Mysticism is a rational enterprise. Religion is not. The mystic has recognized something about the nature of consciousness prior to thought, and this recognition is susceptible to rational discussion. The mystic has reasons for what he believes, and these reasons are empirical. The roiling mystery of the world can be analyzed with concepts (this is science), or it can be experienced free of concepts (this is mysticism). (p. 221, emphasis added)
A mystical state thus is a state of consciousness, that is, a state of awareness. Awareness of what? Of "the world," but without thinking about it. Thus mysticism is some sort of direct apprehension of the world, without concepts, without thoughts, without reasoning. That conclusion is confirmed by Harris in statements such as:
There is something to realize about the nature of consciousness, and its realization does not entail thinking new thoughts. (p. 218)
Now we live in ignorance of the freedom and simplicity of consciousness, prior to the arising of thought. (p. 219)
Mysticism, as Harris conceives it, is thus preconceptual consciousness, which, the reader may realize, is the consciousness of an animal.
"My debt to a variety of contemplative traditions that have their origin in India will be obvious to many readers," Harris notes. "The esoteric teachings of Buddhism . . . and Hinduism . . . have done much to determine my view of our spiritual possibilities." (n. 12, Ch. 7, on p. 293)
Harris supports two other forms of mysticism (defined objectively here), though he does not call them that. First is self-evidency. Harris sometimes claims certain insights are "self-evident," even when they are complex and abstract. (See p. 31 for an example.) (For a brief discussion of rational and mystical uses of the term "self-evidency," see: aristotleadventure.blogspot.com/search/label/self-evidency.)
Harris's second additional form of mysticism is intuition.
Whatever its stigma, 'intuition' is a term that we simply cannot do without, because it denotes the most basic constituent of our faculty of understanding. . . . When we can break our knowledge of a thing down no further, the irreducible leap that remains is intuitively taken. Thus, the traditional opposition between reason and intuition is a false one: reason is itself intuitive to the core, as any judgment that a proposition is 'reasonable' or 'logical' relies on intuition to find its feet. (p. 183)

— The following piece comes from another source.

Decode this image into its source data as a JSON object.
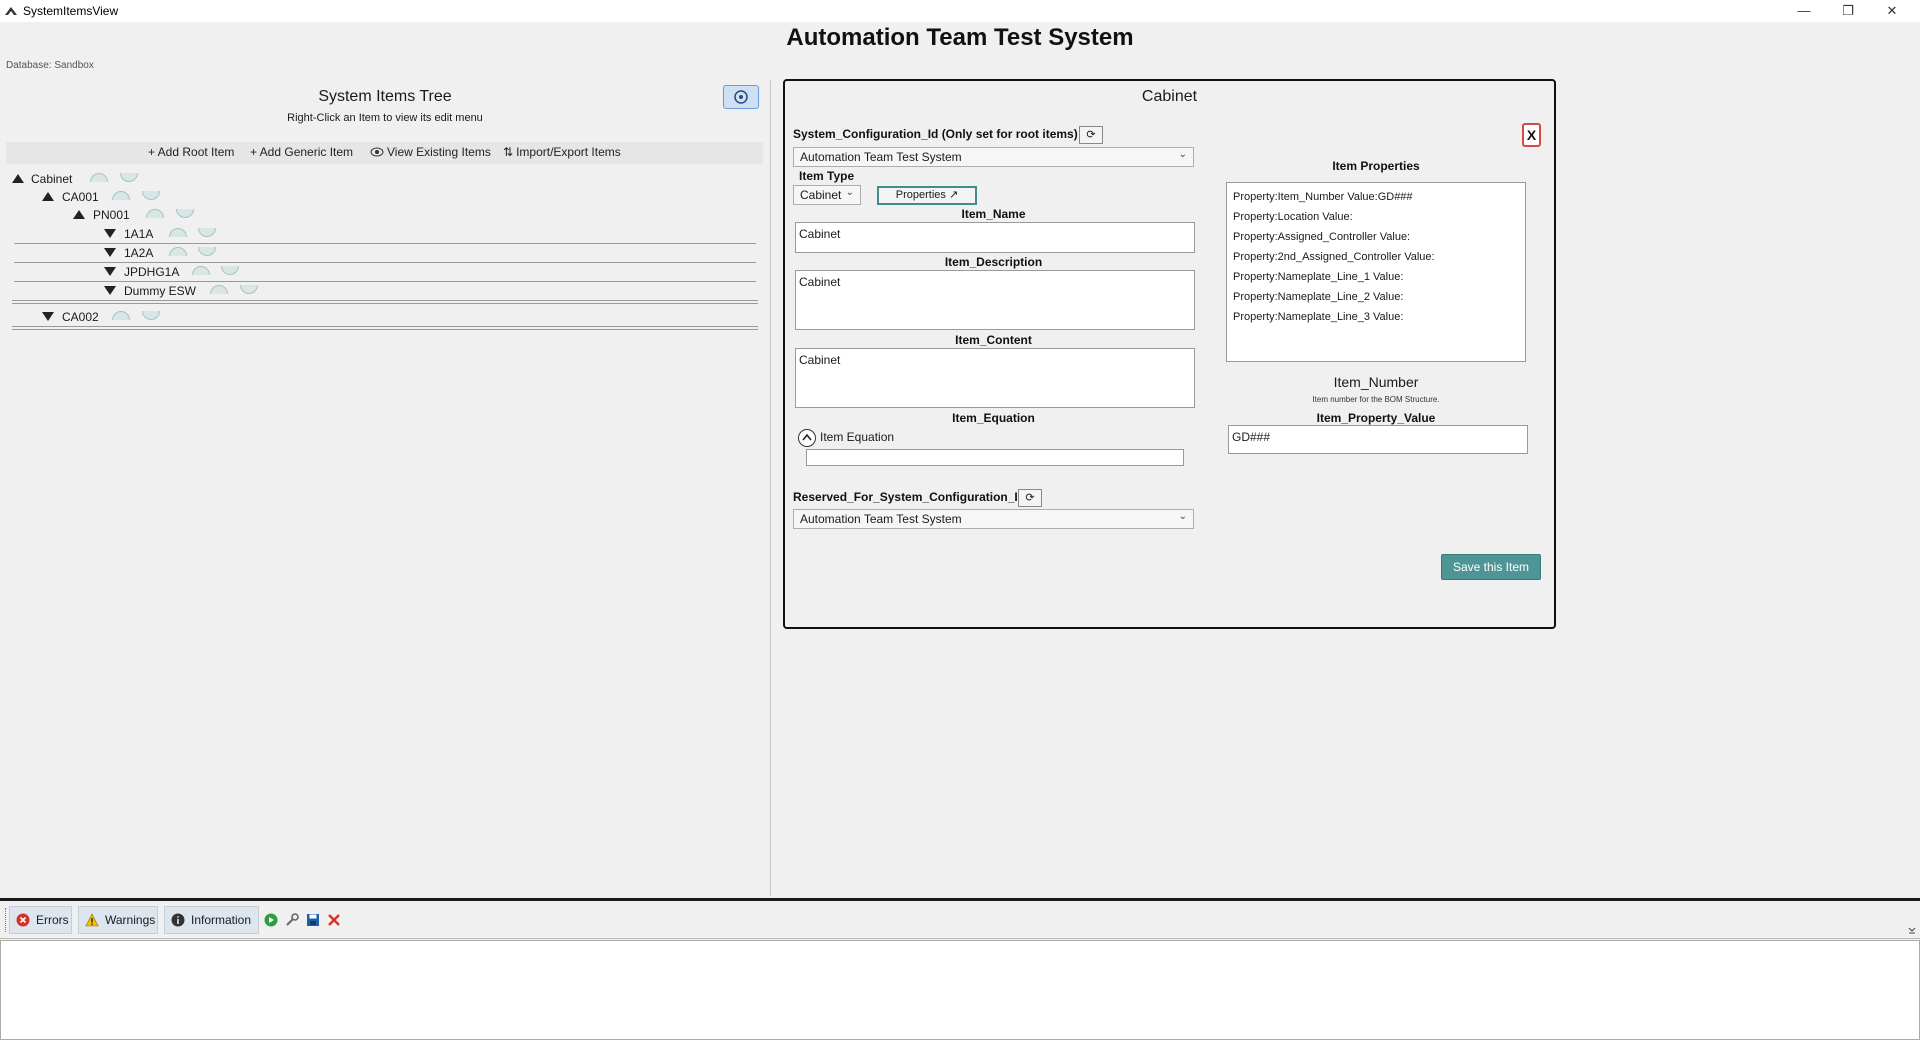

Intuition is thus the same as claiming "It is obvious." (p. 184) (See other discussions here and here.) Harris says:
How the loom of cognition first begins weaving is still a mystery, but there seems little doubt that we come hardwired with a variety of proto-linguistic, proto-doxastic (from the Greek doxa, 'belief') capacities that enable us to begin interpreting the tumult of the senses as regularities in the environment and in ourselves. (p. 248, n. 14 of Ch. 2, from p. 58)
RELATION OF REASON AND MYSTICISM. The advocates of the major Abrahamic religions often say they support reason and faith, each in its own domain, but usually relying on faith to "establish" such notions as the existence of another world, a god, and the god's ethical rules. Harris rejects the notion of peace between reason and faith as "delusional." (p. 16) What then is Harris's view of the relationship of reason and mysticism as he has defined these concepts (if he has)?
In conclusion, Sam Harris is indeed an opponent of faith, in the form of religion, but also an advocate of other forms of mysticism, alongside a form of "reason" so limited that we must "intuit" the ethical principles that serve as our guides in life. Adding his reductionism and determinism (not discussed here) to the mixture, one can say that he is not an advocate of reason.
Author of The Power and the Glory: The Key Ideas and Crusading Lives of Eight Debaters of Reason vs. Faith at http://www.reasonversusmysticism.com/